# REQUIRED WORK
Print out the data precisely as it appears here, with no pictures.

── STORED DATA ──

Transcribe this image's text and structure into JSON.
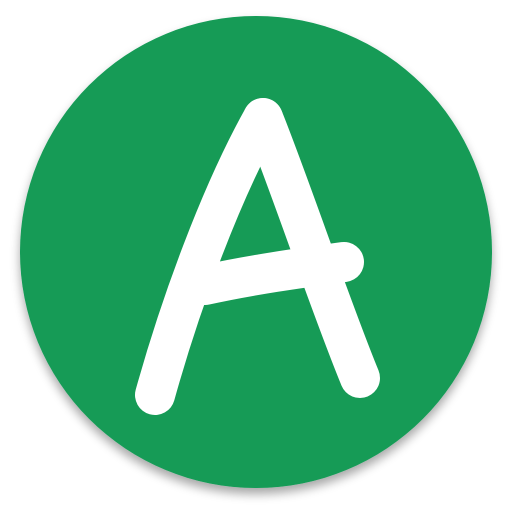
{
  "app_icon": {
    "icon": "letter-a-icon",
    "letter": "A",
    "background_color": "#129b56",
    "letter_color": "#ffffff"
  }
}
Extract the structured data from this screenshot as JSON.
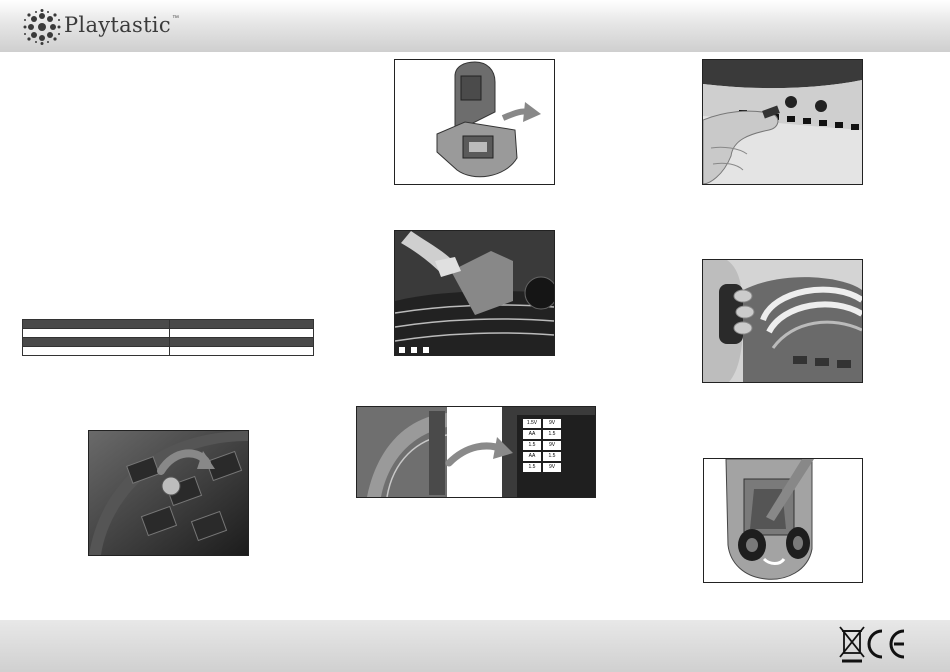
{
  "header": {
    "brand": "Playtastic",
    "trademark": "™"
  },
  "spec_table": {
    "rows": [
      [
        "",
        ""
      ],
      [
        "",
        ""
      ],
      [
        "",
        ""
      ],
      [
        "",
        ""
      ]
    ]
  },
  "battery_panel": {
    "rows": [
      {
        "left": "1.5V",
        "right": "9V"
      },
      {
        "left": "AA",
        "right": "1.5"
      },
      {
        "left": "1.5",
        "right": "9V"
      },
      {
        "left": "AA",
        "right": "1.5"
      },
      {
        "left": "1.5",
        "right": "9V"
      }
    ]
  },
  "footer": {
    "marks": [
      "weee-bin-icon",
      "ce-mark-icon"
    ]
  }
}
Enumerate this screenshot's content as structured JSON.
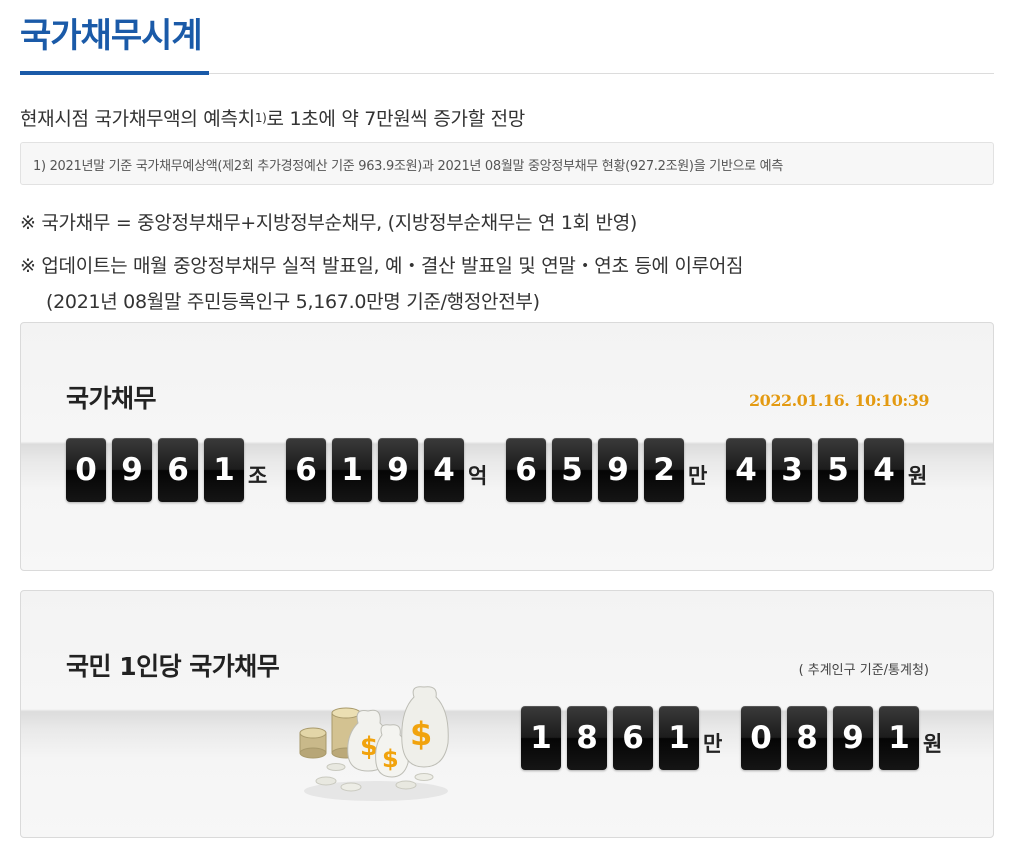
{
  "page": {
    "title": "국가채무시계"
  },
  "intro": {
    "lead_prefix": "현재시점 국가채무액의 예측치",
    "lead_sup": "1)",
    "lead_suffix": "로 1초에 약 7만원씩 증가할 전망",
    "footnote": "1) 2021년말 기준 국가채무예상액(제2회 추가경정예산 기준 963.9조원)과 2021년 08월말 중앙정부채무 현황(927.2조원)을 기반으로 예측"
  },
  "notes": {
    "note1": "※ 국가채무 = 중앙정부채무+지방정부순채무, (지방정부순채무는 연 1회 반영)",
    "note2": "※ 업데이트는 매월 중앙정부채무 실적 발표일, 예・결산 발표일 및 연말・연초 등에 이루어짐",
    "note3": "(2021년 08월말 주민등록인구 5,167.0만명 기준/행정안전부)"
  },
  "national_debt": {
    "title": "국가채무",
    "timestamp": "2022.01.16. 10:10:39",
    "groups": [
      {
        "digits": [
          "0",
          "9",
          "6",
          "1"
        ],
        "unit": "조"
      },
      {
        "digits": [
          "6",
          "1",
          "9",
          "4"
        ],
        "unit": "억"
      },
      {
        "digits": [
          "6",
          "5",
          "9",
          "2"
        ],
        "unit": "만"
      },
      {
        "digits": [
          "4",
          "3",
          "5",
          "4"
        ],
        "unit": "원"
      }
    ]
  },
  "per_capita": {
    "title": "국민 1인당 국가채무",
    "basis": "( 추계인구 기준/통계청)",
    "groups": [
      {
        "digits": [
          "1",
          "8",
          "6",
          "1"
        ],
        "unit": "만"
      },
      {
        "digits": [
          "0",
          "8",
          "9",
          "1"
        ],
        "unit": "원"
      }
    ],
    "illustration": "money-bags-coins-icon"
  },
  "colors": {
    "brand": "#1a5aa8",
    "timestamp": "#e39a12",
    "digit_bg": "#111111"
  }
}
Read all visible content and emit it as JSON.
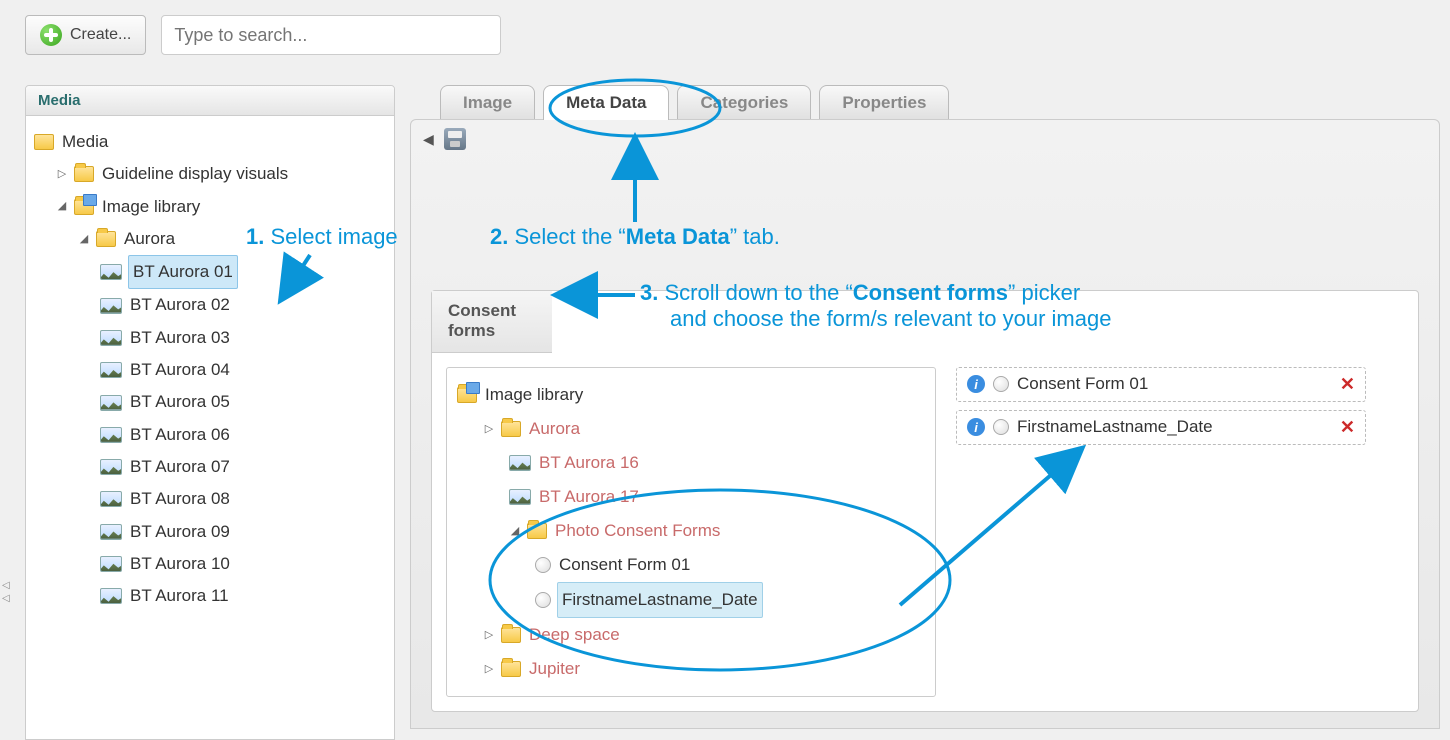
{
  "toolbar": {
    "create_label": "Create...",
    "search_placeholder": "Type to search..."
  },
  "sidebar": {
    "title": "Media",
    "root": "Media",
    "items": {
      "guideline": "Guideline display visuals",
      "imagelib": "Image library",
      "aurora": "Aurora",
      "bt": [
        "BT Aurora 01",
        "BT Aurora 02",
        "BT Aurora 03",
        "BT Aurora 04",
        "BT Aurora 05",
        "BT Aurora 06",
        "BT Aurora 07",
        "BT Aurora 08",
        "BT Aurora 09",
        "BT Aurora 10",
        "BT Aurora 11"
      ]
    }
  },
  "tabs": {
    "image": "Image",
    "meta": "Meta Data",
    "categories": "Categories",
    "properties": "Properties"
  },
  "panel": {
    "title": "Consent forms",
    "tree": {
      "root": "Image library",
      "aurora": "Aurora",
      "bt16": "BT Aurora 16",
      "bt17": "BT Aurora 17",
      "pcf": "Photo Consent Forms",
      "cf01": "Consent Form 01",
      "fld": "FirstnameLastname_Date",
      "deep": "Deep space",
      "jupiter": "Jupiter"
    },
    "selected": [
      {
        "label": "Consent Form 01"
      },
      {
        "label": "FirstnameLastname_Date"
      }
    ]
  },
  "annotations": {
    "a1_num": "1.",
    "a1_text": "Select image",
    "a2_num": "2.",
    "a2_pre": "Select the “",
    "a2_bold": "Meta Data",
    "a2_post": "” tab.",
    "a3_num": "3.",
    "a3_pre": "Scroll down to the “",
    "a3_bold": "Consent forms",
    "a3_post": "” picker",
    "a3_line2": "and choose the form/s relevant to your image"
  }
}
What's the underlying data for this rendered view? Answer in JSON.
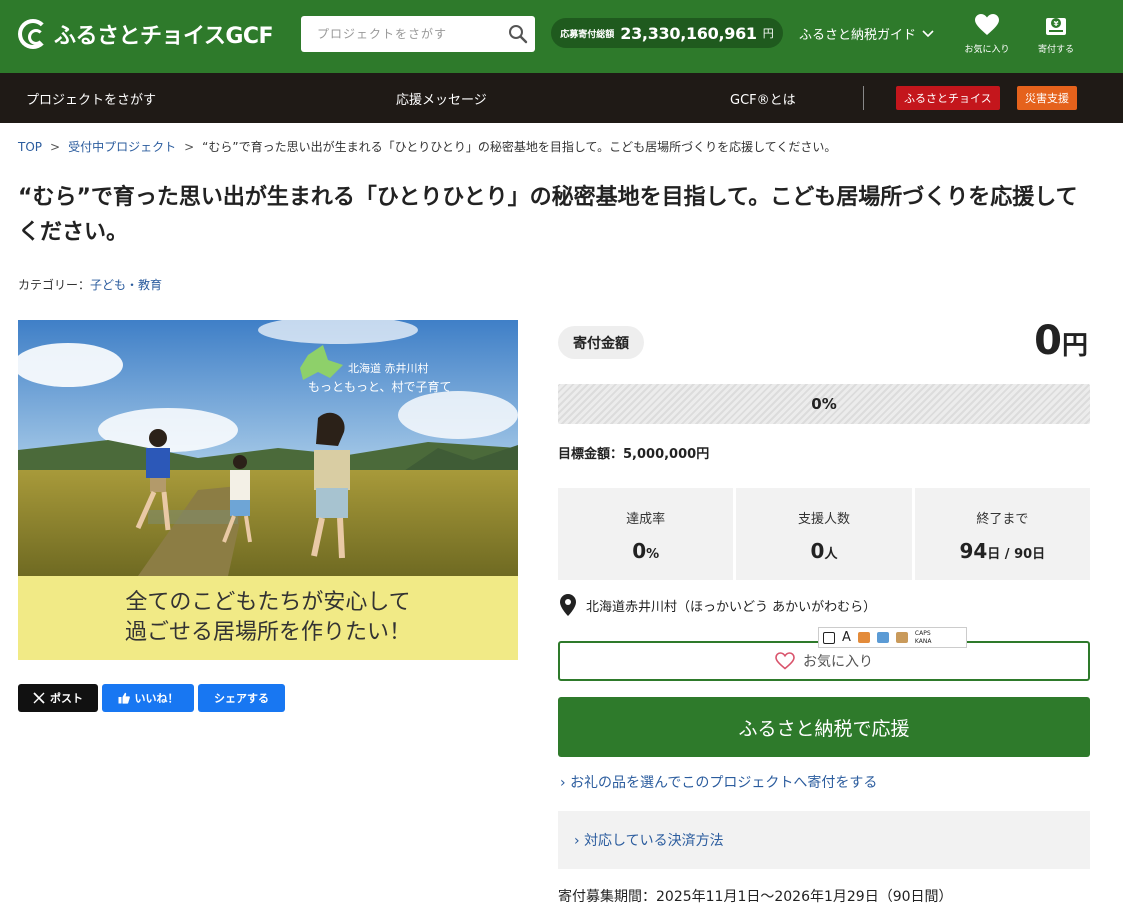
{
  "header": {
    "logo_text": "ふるさとチョイスGCF",
    "search_placeholder": "プロジェクトをさがす",
    "total_label": "応募寄付総額",
    "total_value": "23,330,160,961",
    "total_unit": "円",
    "guide_label": "ふるさと納税ガイド",
    "favorites_label": "お気に入り",
    "donate_label": "寄付する"
  },
  "nav": {
    "items": [
      "プロジェクトをさがす",
      "応援メッセージ",
      "GCF®とは"
    ],
    "badge_choice": "ふるさとチョイス",
    "badge_disaster": "災害支援",
    "colors": {
      "choice": "#c4161c",
      "disaster": "#e5621c"
    }
  },
  "breadcrumb": {
    "home": "TOP",
    "parent": "受付中プロジェクト",
    "current": "“むら”で育った思い出が生まれる「ひとりひとり」の秘密基地を目指して。こども居場所づくりを応援してください。"
  },
  "page": {
    "title": "“むら”で育った思い出が生まれる「ひとりひとり」の秘密基地を目指して。こども居場所づくりを応援してください。",
    "category_label": "カテゴリー：",
    "category_value": "子ども・教育"
  },
  "hero": {
    "place": "北海道 赤井川村",
    "slogan": "もっともっと、村で子育て",
    "caption_line1": "全てのこどもたちが安心して",
    "caption_line2": "過ごせる居場所を作りたい！"
  },
  "social": {
    "post": "ポスト",
    "like": "いいね！",
    "share": "シェアする"
  },
  "funding": {
    "label": "寄付金額",
    "amount": "0",
    "amount_unit": "円",
    "progress_fraction": 0,
    "progress_text": "0%",
    "target": "目標金額：5,000,000円",
    "stats": [
      {
        "label": "達成率",
        "value": "0",
        "unit": "%"
      },
      {
        "label": "支援人数",
        "value": "0",
        "unit": "人"
      },
      {
        "label": "終了まで",
        "value": "94",
        "unit": "日 / 90日"
      }
    ],
    "location": "北海道赤井川村（ほっかいどう あかいがわむら）",
    "ime_caps": "CAPS",
    "ime_kana": "KANA",
    "favorite_button": "お気に入り",
    "donate_button": "ふるさと納税で応援",
    "gift_link": "お礼の品を選んでこのプロジェクトへ寄付をする",
    "payment_link": "対応している決済方法",
    "period": "寄付募集期間：2025年11月1日〜2026年1月29日（90日間）"
  },
  "colors": {
    "brand_green": "#2e7a2b",
    "nav_dark": "#1f1a16",
    "link_blue": "#2b5c9e",
    "social_x": "#111111",
    "social_facebook": "#1877f2"
  }
}
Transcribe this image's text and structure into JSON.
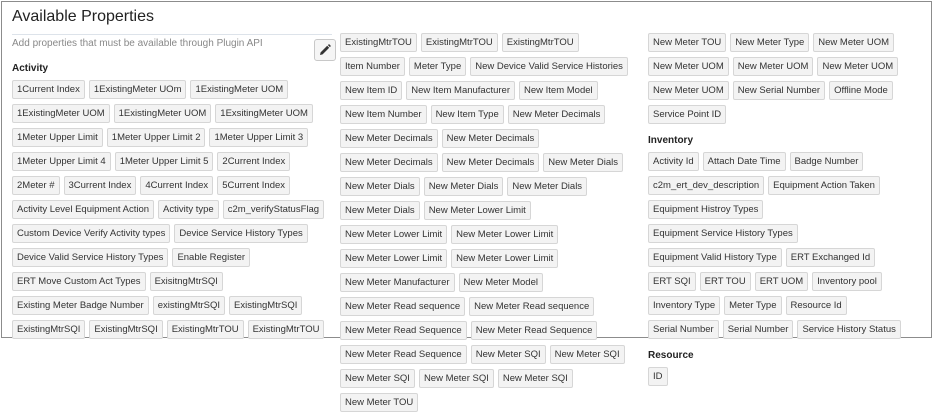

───

# EXPECTED OUTPUT
Transcribe this image's text and structure into JSON.
{
  "app_icon": {
    "icon": "letter-a-icon",
    "letter": "A",
    "background_color": "#129b56",
    "letter_color": "#ffffff"
  }
}
Extract the structured data from this screenshot as JSON.
{
  "header": {
    "brand": "Playtastic",
    "trademark": "™"
  },
  "spec_table": {
    "rows": [
      [
        "",
        ""
      ],
      [
        "",
        ""
      ],
      [
        "",
        ""
      ],
      [
        "",
        ""
      ]
    ]
  },
  "battery_panel": {
    "rows": [
      {
        "left": "1.5V",
        "right": "9V"
      },
      {
        "left": "AA",
        "right": "1.5"
      },
      {
        "left": "1.5",
        "right": "9V"
      },
      {
        "left": "AA",
        "right": "1.5"
      },
      {
        "left": "1.5",
        "right": "9V"
      }
    ]
  },
  "footer": {
    "marks": [
      "weee-bin-icon",
      "ce-mark-icon"
    ]
  }
}
Enumerate this screenshot's content as structured JSON.
{
  "page": {
    "title": "국가채무시계"
  },
  "intro": {
    "lead_prefix": "현재시점 국가채무액의 예측치",
    "lead_sup": "1)",
    "lead_suffix": "로 1초에 약 7만원씩 증가할 전망",
    "footnote": "1) 2021년말 기준 국가채무예상액(제2회 추가경정예산 기준 963.9조원)과 2021년 08월말 중앙정부채무 현황(927.2조원)을 기반으로 예측"
  },
  "notes": {
    "note1": "※ 국가채무 = 중앙정부채무+지방정부순채무, (지방정부순채무는 연 1회 반영)",
    "note2": "※ 업데이트는 매월 중앙정부채무 실적 발표일, 예・결산 발표일 및 연말・연초 등에 이루어짐",
    "note3": "(2021년 08월말 주민등록인구 5,167.0만명 기준/행정안전부)"
  },
  "national_debt": {
    "title": "국가채무",
    "timestamp": "2022.01.16. 10:10:39",
    "groups": [
      {
        "digits": [
          "0",
          "9",
          "6",
          "1"
        ],
        "unit": "조"
      },
      {
        "digits": [
          "6",
          "1",
          "9",
          "4"
        ],
        "unit": "억"
      },
      {
        "digits": [
          "6",
          "5",
          "9",
          "2"
        ],
        "unit": "만"
      },
      {
        "digits": [
          "4",
          "3",
          "5",
          "4"
        ],
        "unit": "원"
      }
    ]
  },
  "per_capita": {
    "title": "국민 1인당 국가채무",
    "basis": "( 추계인구 기준/통계청)",
    "groups": [
      {
        "digits": [
          "1",
          "8",
          "6",
          "1"
        ],
        "unit": "만"
      },
      {
        "digits": [
          "0",
          "8",
          "9",
          "1"
        ],
        "unit": "원"
      }
    ],
    "illustration": "money-bags-coins-icon"
  },
  "colors": {
    "brand": "#1a5aa8",
    "timestamp": "#e39a12",
    "digit_bg": "#111111"
  }
}
Read all visible content and emit it as JSON.
{
  "toolbar": {
    "create_label": "Create...",
    "search_placeholder": "Type to search..."
  },
  "sidebar": {
    "title": "Media",
    "root": "Media",
    "items": {
      "guideline": "Guideline display visuals",
      "imagelib": "Image library",
      "aurora": "Aurora",
      "bt": [
        "BT Aurora 01",
        "BT Aurora 02",
        "BT Aurora 03",
        "BT Aurora 04",
        "BT Aurora 05",
        "BT Aurora 06",
        "BT Aurora 07",
        "BT Aurora 08",
        "BT Aurora 09",
        "BT Aurora 10",
        "BT Aurora 11"
      ]
    }
  },
  "tabs": {
    "image": "Image",
    "meta": "Meta Data",
    "categories": "Categories",
    "properties": "Properties"
  },
  "panel": {
    "title": "Consent forms",
    "tree": {
      "root": "Image library",
      "aurora": "Aurora",
      "bt16": "BT Aurora 16",
      "bt17": "BT Aurora 17",
      "pcf": "Photo Consent Forms",
      "cf01": "Consent Form 01",
      "fld": "FirstnameLastname_Date",
      "deep": "Deep space",
      "jupiter": "Jupiter"
    },
    "selected": [
      {
        "label": "Consent Form 01"
      },
      {
        "label": "FirstnameLastname_Date"
      }
    ]
  },
  "annotations": {
    "a1_num": "1.",
    "a1_text": "Select image",
    "a2_num": "2.",
    "a2_pre": "Select the “",
    "a2_bold": "Meta Data",
    "a2_post": "” tab.",
    "a3_num": "3.",
    "a3_pre": "Scroll down to the “",
    "a3_bold": "Consent forms",
    "a3_post": "” picker",
    "a3_line2": "and choose the form/s relevant to your image"
  }
}
What's the underlying data for this rendered view? Answer in JSON.
{
  "header": {
    "logo_text": "ふるさとチョイスGCF",
    "search_placeholder": "プロジェクトをさがす",
    "total_label": "応募寄付総額",
    "total_value": "23,330,160,961",
    "total_unit": "円",
    "guide_label": "ふるさと納税ガイド",
    "favorites_label": "お気に入り",
    "donate_label": "寄付する"
  },
  "nav": {
    "items": [
      "プロジェクトをさがす",
      "応援メッセージ",
      "GCF®とは"
    ],
    "badge_choice": "ふるさとチョイス",
    "badge_disaster": "災害支援",
    "colors": {
      "choice": "#c4161c",
      "disaster": "#e5621c"
    }
  },
  "breadcrumb": {
    "home": "TOP",
    "parent": "受付中プロジェクト",
    "current": "“むら”で育った思い出が生まれる「ひとりひとり」の秘密基地を目指して。こども居場所づくりを応援してください。"
  },
  "page": {
    "title": "“むら”で育った思い出が生まれる「ひとりひとり」の秘密基地を目指して。こども居場所づくりを応援してください。",
    "category_label": "カテゴリー：",
    "category_value": "子ども・教育"
  },
  "hero": {
    "place": "北海道 赤井川村",
    "slogan": "もっともっと、村で子育て",
    "caption_line1": "全てのこどもたちが安心して",
    "caption_line2": "過ごせる居場所を作りたい！"
  },
  "social": {
    "post": "ポスト",
    "like": "いいね！",
    "share": "シェアする"
  },
  "funding": {
    "label": "寄付金額",
    "amount": "0",
    "amount_unit": "円",
    "progress_fraction": 0,
    "progress_text": "0%",
    "target": "目標金額：5,000,000円",
    "stats": [
      {
        "label": "達成率",
        "value": "0",
        "unit": "%"
      },
      {
        "label": "支援人数",
        "value": "0",
        "unit": "人"
      },
      {
        "label": "終了まで",
        "value": "94",
        "unit": "日 / 90日"
      }
    ],
    "location": "北海道赤井川村（ほっかいどう あかいがわむら）",
    "ime_caps": "CAPS",
    "ime_kana": "KANA",
    "favorite_button": "お気に入り",
    "donate_button": "ふるさと納税で応援",
    "gift_link": "お礼の品を選んでこのプロジェクトへ寄付をする",
    "payment_link": "対応している決済方法",
    "period": "寄付募集期間：2025年11月1日〜2026年1月29日（90日間）"
  },
  "colors": {
    "brand_green": "#2e7a2b",
    "nav_dark": "#1f1a16",
    "link_blue": "#2b5c9e",
    "social_x": "#111111",
    "social_facebook": "#1877f2"
  }
}
Transcribe this image's text and structure into JSON.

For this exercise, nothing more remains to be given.